**DATA RECORDS:**
_ _ _
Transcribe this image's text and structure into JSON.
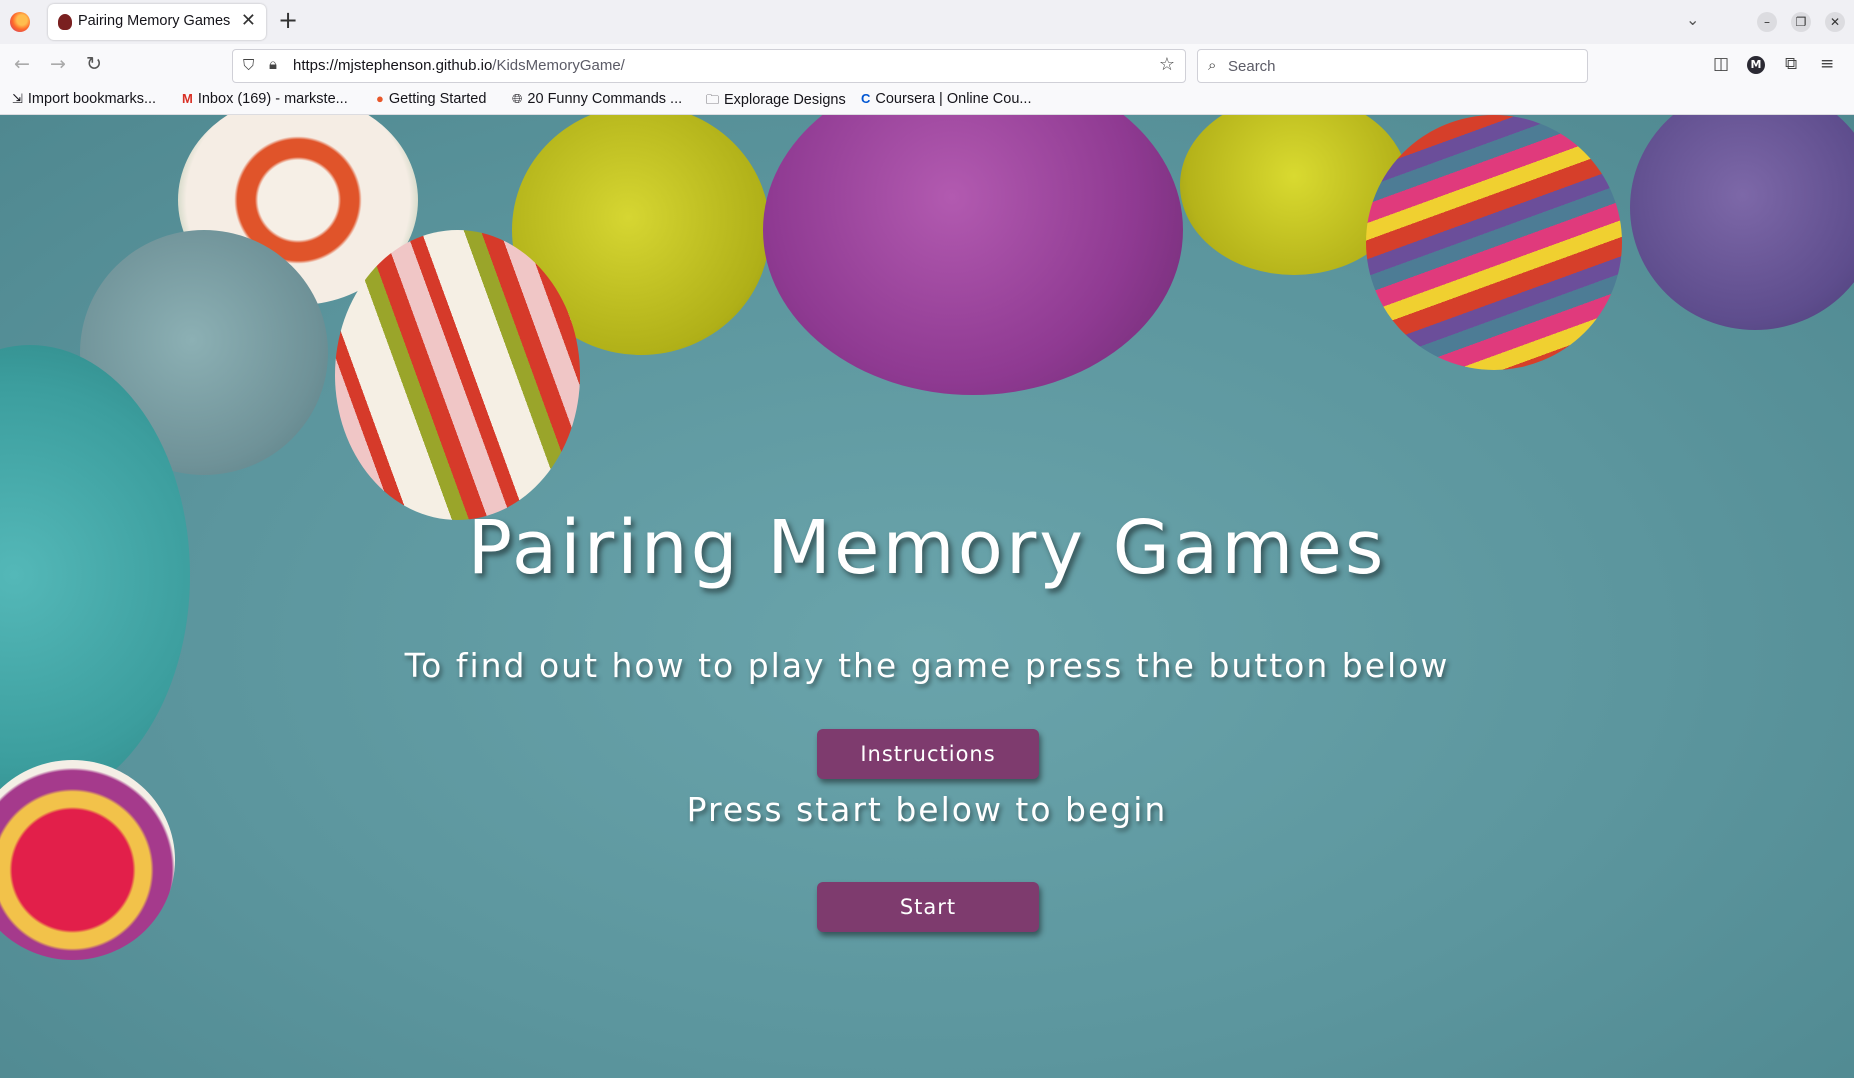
{
  "browser": {
    "tab_title": "Pairing Memory Games",
    "tab_close": "✕",
    "new_tab": "+",
    "url_host": "https://mjstephenson.github.io",
    "url_path": "/KidsMemoryGame/",
    "search_placeholder": "Search",
    "account_initial": "M"
  },
  "bookmarks": [
    {
      "label": "Import bookmarks..."
    },
    {
      "label": "Inbox (169) - markste..."
    },
    {
      "label": "Getting Started"
    },
    {
      "label": "20 Funny Commands ..."
    },
    {
      "label": "Explorage Designs"
    },
    {
      "label": "Coursera | Online Cou..."
    }
  ],
  "page": {
    "title": "Pairing Memory Games",
    "instructions_prompt": "To find out how to play the game press the button below",
    "instructions_button": "Instructions",
    "start_prompt": "Press start below to begin",
    "start_button": "Start"
  },
  "colors": {
    "background": "#5c969e",
    "button": "#7e3b6e"
  }
}
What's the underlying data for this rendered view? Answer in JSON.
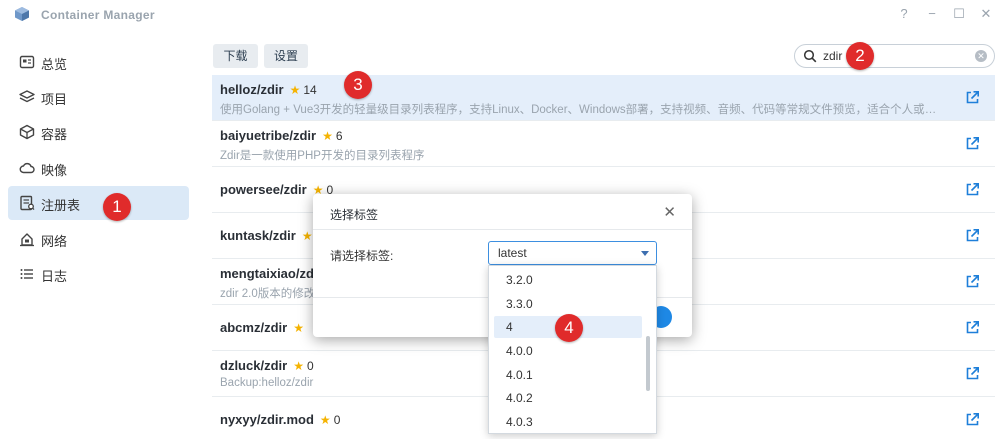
{
  "app": {
    "title": "Container Manager"
  },
  "window_controls": {
    "help": "?",
    "minimize": "−",
    "maximize": "☐",
    "close": "✕"
  },
  "sidebar": {
    "items": [
      {
        "label": "总览",
        "icon": "overview-icon"
      },
      {
        "label": "项目",
        "icon": "layers-icon"
      },
      {
        "label": "容器",
        "icon": "cube-icon"
      },
      {
        "label": "映像",
        "icon": "cloud-icon"
      },
      {
        "label": "注册表",
        "icon": "registry-icon",
        "active": true
      },
      {
        "label": "网络",
        "icon": "network-icon"
      },
      {
        "label": "日志",
        "icon": "log-list-icon"
      }
    ]
  },
  "toolbar": {
    "download_label": "下载",
    "settings_label": "设置"
  },
  "search": {
    "value": "zdir",
    "placeholder": ""
  },
  "results": [
    {
      "name": "helloz/zdir",
      "stars": "14",
      "desc": "使用Golang + Vue3开发的轻量级目录列表程序，支持Linux、Docker、Windows部署，支持视频、音频、代码等常规文件预览，适合个人或初创...",
      "selected": true
    },
    {
      "name": "baiyuetribe/zdir",
      "stars": "6",
      "desc": "Zdir是一款使用PHP开发的目录列表程序"
    },
    {
      "name": "powersee/zdir",
      "stars": "0",
      "desc": ""
    },
    {
      "name": "kuntask/zdir",
      "stars": "",
      "desc": ""
    },
    {
      "name": "mengtaixiao/zd",
      "stars": "",
      "desc": "zdir 2.0版本的修改"
    },
    {
      "name": "abcmz/zdir",
      "stars": "",
      "desc": ""
    },
    {
      "name": "dzluck/zdir",
      "stars": "0",
      "desc": "Backup:helloz/zdir"
    },
    {
      "name": "nyxyy/zdir.mod",
      "stars": "0",
      "desc": ""
    }
  ],
  "dialog": {
    "title": "选择标签",
    "close": "✕",
    "tag_label": "请选择标签:",
    "selected_tag": "latest",
    "options": [
      "3.2.0",
      "3.3.0",
      "4",
      "4.0.0",
      "4.0.1",
      "4.0.2",
      "4.0.3"
    ],
    "hover_option": "4"
  },
  "annotations": [
    "1",
    "2",
    "3",
    "4"
  ],
  "colors": {
    "accent": "#1e88e5",
    "selected_row": "#e4eefa",
    "active_nav": "#dbe9f7",
    "badge": "#e02b2b",
    "star": "#f5b301"
  }
}
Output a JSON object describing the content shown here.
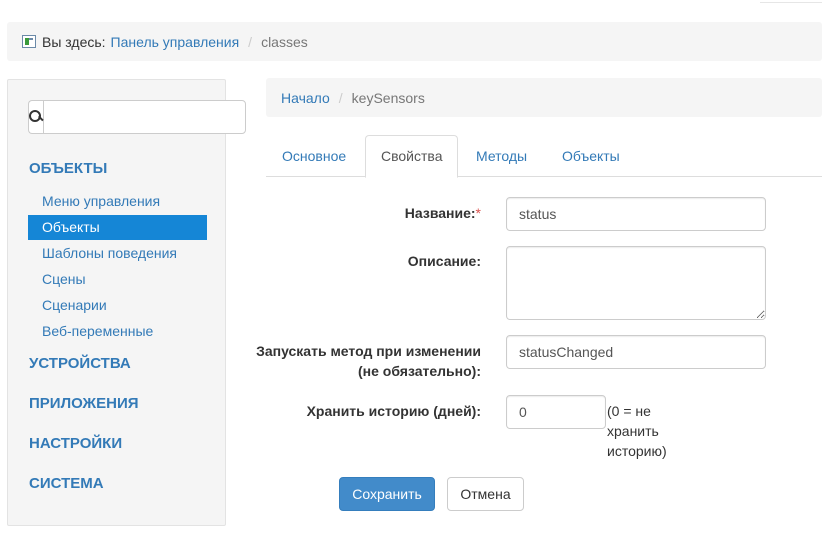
{
  "top_breadcrumb": {
    "prefix": "Вы здесь:",
    "home": "Панель управления",
    "separator": "/",
    "current": "classes"
  },
  "sidebar": {
    "search": {
      "placeholder": "",
      "value": ""
    },
    "sections": [
      {
        "label": "ОБЪЕКТЫ"
      },
      {
        "label": "УСТРОЙСТВА"
      },
      {
        "label": "ПРИЛОЖЕНИЯ"
      },
      {
        "label": "НАСТРОЙКИ"
      },
      {
        "label": "СИСТЕМА"
      }
    ],
    "items": [
      {
        "label": "Меню управления"
      },
      {
        "label": "Объекты"
      },
      {
        "label": "Шаблоны поведения"
      },
      {
        "label": "Сцены"
      },
      {
        "label": "Сценарии"
      },
      {
        "label": "Веб-переменные"
      }
    ],
    "active_item": "Объекты"
  },
  "content_breadcrumb": {
    "home": "Начало",
    "separator": "/",
    "current": "keySensors"
  },
  "tabs": [
    {
      "label": "Основное"
    },
    {
      "label": "Свойства"
    },
    {
      "label": "Методы"
    },
    {
      "label": "Объекты"
    }
  ],
  "active_tab": "Свойства",
  "form": {
    "name_label": "Название:",
    "required_mark": "*",
    "name_value": "status",
    "description_label": "Описание:",
    "description_value": "",
    "method_label_line1": "Запускать метод при изменении",
    "method_label_line2": "(не обязательно):",
    "method_value": "statusChanged",
    "history_label": "Хранить историю (дней):",
    "history_value": "0",
    "history_help_1": "(0 = не",
    "history_help_2": "хранить",
    "history_help_3": "историю)",
    "save_label": "Сохранить",
    "cancel_label": "Отмена"
  },
  "colors": {
    "link": "#337ab7",
    "active_nav": "#1586d6",
    "primary_button": "#428bca",
    "required": "#d9534f"
  },
  "icons": {
    "breadcrumb": "page-icon",
    "search": "search-icon"
  }
}
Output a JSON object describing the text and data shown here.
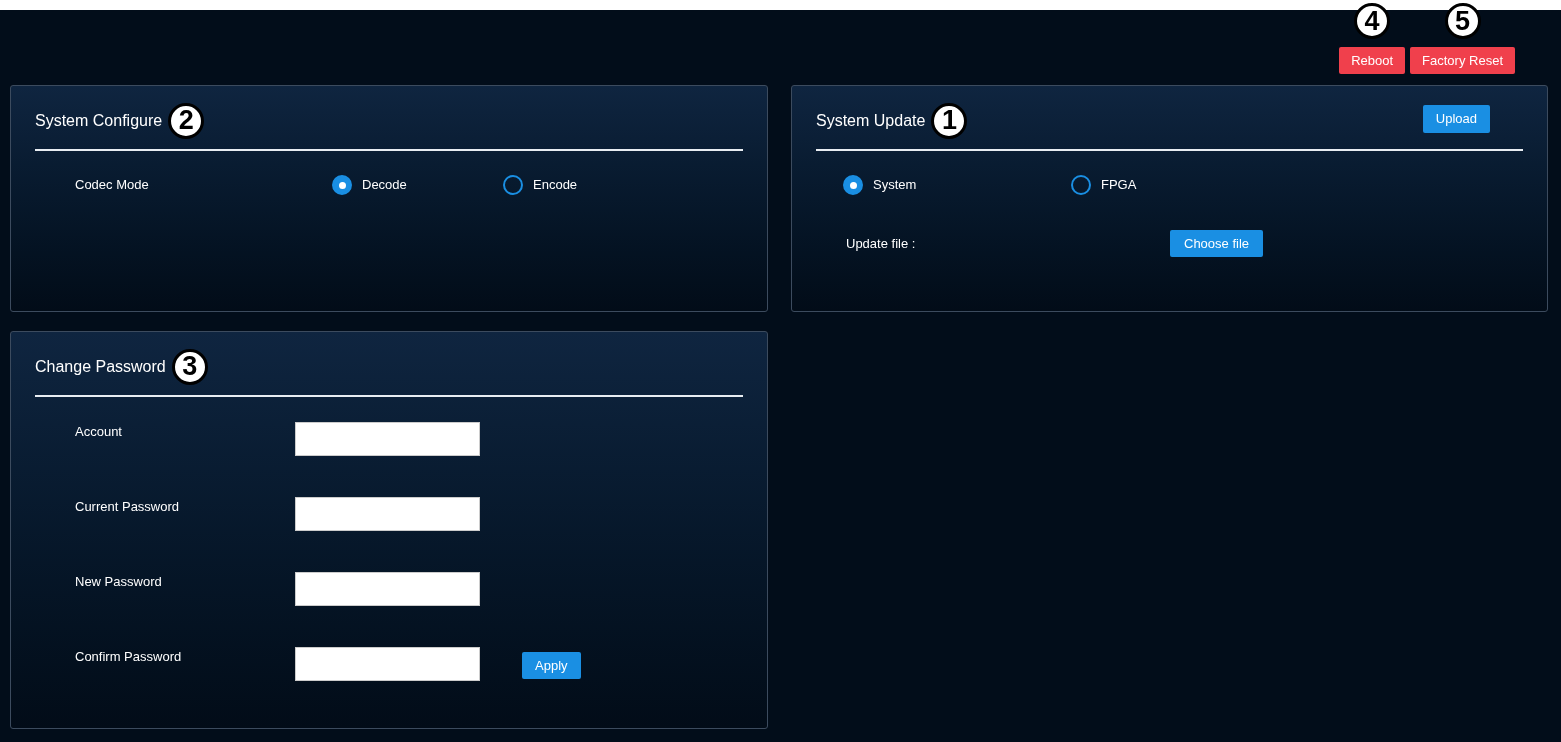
{
  "header": {
    "buttons": [
      {
        "label": "Reboot",
        "callout": "4"
      },
      {
        "label": "Factory Reset",
        "callout": "5"
      }
    ]
  },
  "system_configure": {
    "title": "System Configure",
    "callout": "2",
    "codec_mode": {
      "label": "Codec Mode",
      "options": [
        {
          "label": "Decode",
          "selected": true
        },
        {
          "label": "Encode",
          "selected": false
        }
      ]
    }
  },
  "system_update": {
    "title": "System Update",
    "callout": "1",
    "upload_button": "Upload",
    "targets": [
      {
        "label": "System",
        "selected": true
      },
      {
        "label": "FPGA",
        "selected": false
      }
    ],
    "update_file": {
      "label": "Update file :",
      "button": "Choose file"
    }
  },
  "change_password": {
    "title": "Change Password",
    "callout": "3",
    "fields": [
      {
        "label": "Account"
      },
      {
        "label": "Current Password"
      },
      {
        "label": "New Password"
      },
      {
        "label": "Confirm Password"
      }
    ],
    "apply_button": "Apply"
  }
}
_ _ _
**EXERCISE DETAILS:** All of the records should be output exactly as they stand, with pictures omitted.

**TASK RESPONSE:**
Transcribe this image's text and structure into JSON.
{
  "browser": {
    "tab_title": "Pairing Memory Games",
    "tab_close": "✕",
    "new_tab": "+",
    "url_host": "https://mjstephenson.github.io",
    "url_path": "/KidsMemoryGame/",
    "search_placeholder": "Search",
    "account_initial": "M"
  },
  "bookmarks": [
    {
      "label": "Import bookmarks..."
    },
    {
      "label": "Inbox (169) - markste..."
    },
    {
      "label": "Getting Started"
    },
    {
      "label": "20 Funny Commands ..."
    },
    {
      "label": "Explorage Designs"
    },
    {
      "label": "Coursera | Online Cou..."
    }
  ],
  "page": {
    "title": "Pairing Memory Games",
    "instructions_prompt": "To find out how to play the game press the button below",
    "instructions_button": "Instructions",
    "start_prompt": "Press start below to begin",
    "start_button": "Start"
  },
  "colors": {
    "background": "#5c969e",
    "button": "#7e3b6e"
  }
}
What's the underlying data for this rendered view? Answer in JSON.
{
  "app": {
    "title": "Container Manager"
  },
  "window_controls": {
    "help": "?",
    "minimize": "−",
    "maximize": "☐",
    "close": "✕"
  },
  "sidebar": {
    "items": [
      {
        "label": "总览",
        "icon": "overview-icon"
      },
      {
        "label": "项目",
        "icon": "layers-icon"
      },
      {
        "label": "容器",
        "icon": "cube-icon"
      },
      {
        "label": "映像",
        "icon": "cloud-icon"
      },
      {
        "label": "注册表",
        "icon": "registry-icon",
        "active": true
      },
      {
        "label": "网络",
        "icon": "network-icon"
      },
      {
        "label": "日志",
        "icon": "log-list-icon"
      }
    ]
  },
  "toolbar": {
    "download_label": "下载",
    "settings_label": "设置"
  },
  "search": {
    "value": "zdir",
    "placeholder": ""
  },
  "results": [
    {
      "name": "helloz/zdir",
      "stars": "14",
      "desc": "使用Golang + Vue3开发的轻量级目录列表程序，支持Linux、Docker、Windows部署，支持视频、音频、代码等常规文件预览，适合个人或初创...",
      "selected": true
    },
    {
      "name": "baiyuetribe/zdir",
      "stars": "6",
      "desc": "Zdir是一款使用PHP开发的目录列表程序"
    },
    {
      "name": "powersee/zdir",
      "stars": "0",
      "desc": ""
    },
    {
      "name": "kuntask/zdir",
      "stars": "",
      "desc": ""
    },
    {
      "name": "mengtaixiao/zd",
      "stars": "",
      "desc": "zdir 2.0版本的修改"
    },
    {
      "name": "abcmz/zdir",
      "stars": "",
      "desc": ""
    },
    {
      "name": "dzluck/zdir",
      "stars": "0",
      "desc": "Backup:helloz/zdir"
    },
    {
      "name": "nyxyy/zdir.mod",
      "stars": "0",
      "desc": ""
    }
  ],
  "dialog": {
    "title": "选择标签",
    "close": "✕",
    "tag_label": "请选择标签:",
    "selected_tag": "latest",
    "options": [
      "3.2.0",
      "3.3.0",
      "4",
      "4.0.0",
      "4.0.1",
      "4.0.2",
      "4.0.3"
    ],
    "hover_option": "4"
  },
  "annotations": [
    "1",
    "2",
    "3",
    "4"
  ],
  "colors": {
    "accent": "#1e88e5",
    "selected_row": "#e4eefa",
    "active_nav": "#dbe9f7",
    "badge": "#e02b2b",
    "star": "#f5b301"
  }
}
Output a JSON object describing the content shown here.
{
  "top_breadcrumb": {
    "prefix": "Вы здесь:",
    "home": "Панель управления",
    "separator": "/",
    "current": "classes"
  },
  "sidebar": {
    "search": {
      "placeholder": "",
      "value": ""
    },
    "sections": [
      {
        "label": "ОБЪЕКТЫ"
      },
      {
        "label": "УСТРОЙСТВА"
      },
      {
        "label": "ПРИЛОЖЕНИЯ"
      },
      {
        "label": "НАСТРОЙКИ"
      },
      {
        "label": "СИСТЕМА"
      }
    ],
    "items": [
      {
        "label": "Меню управления"
      },
      {
        "label": "Объекты"
      },
      {
        "label": "Шаблоны поведения"
      },
      {
        "label": "Сцены"
      },
      {
        "label": "Сценарии"
      },
      {
        "label": "Веб-переменные"
      }
    ],
    "active_item": "Объекты"
  },
  "content_breadcrumb": {
    "home": "Начало",
    "separator": "/",
    "current": "keySensors"
  },
  "tabs": [
    {
      "label": "Основное"
    },
    {
      "label": "Свойства"
    },
    {
      "label": "Методы"
    },
    {
      "label": "Объекты"
    }
  ],
  "active_tab": "Свойства",
  "form": {
    "name_label": "Название:",
    "required_mark": "*",
    "name_value": "status",
    "description_label": "Описание:",
    "description_value": "",
    "method_label_line1": "Запускать метод при изменении",
    "method_label_line2": "(не обязательно):",
    "method_value": "statusChanged",
    "history_label": "Хранить историю (дней):",
    "history_value": "0",
    "history_help_1": "(0 = не",
    "history_help_2": "хранить",
    "history_help_3": "историю)",
    "save_label": "Сохранить",
    "cancel_label": "Отмена"
  },
  "colors": {
    "link": "#337ab7",
    "active_nav": "#1586d6",
    "primary_button": "#428bca",
    "required": "#d9534f"
  },
  "icons": {
    "breadcrumb": "page-icon",
    "search": "search-icon"
  }
}
Output a JSON object describing the text and data shown here.
{
  "header": {
    "buttons": [
      {
        "label": "Reboot",
        "callout": "4"
      },
      {
        "label": "Factory Reset",
        "callout": "5"
      }
    ]
  },
  "system_configure": {
    "title": "System Configure",
    "callout": "2",
    "codec_mode": {
      "label": "Codec Mode",
      "options": [
        {
          "label": "Decode",
          "selected": true
        },
        {
          "label": "Encode",
          "selected": false
        }
      ]
    }
  },
  "system_update": {
    "title": "System Update",
    "callout": "1",
    "upload_button": "Upload",
    "targets": [
      {
        "label": "System",
        "selected": true
      },
      {
        "label": "FPGA",
        "selected": false
      }
    ],
    "update_file": {
      "label": "Update file :",
      "button": "Choose file"
    }
  },
  "change_password": {
    "title": "Change Password",
    "callout": "3",
    "fields": [
      {
        "label": "Account"
      },
      {
        "label": "Current Password"
      },
      {
        "label": "New Password"
      },
      {
        "label": "Confirm Password"
      }
    ],
    "apply_button": "Apply"
  }
}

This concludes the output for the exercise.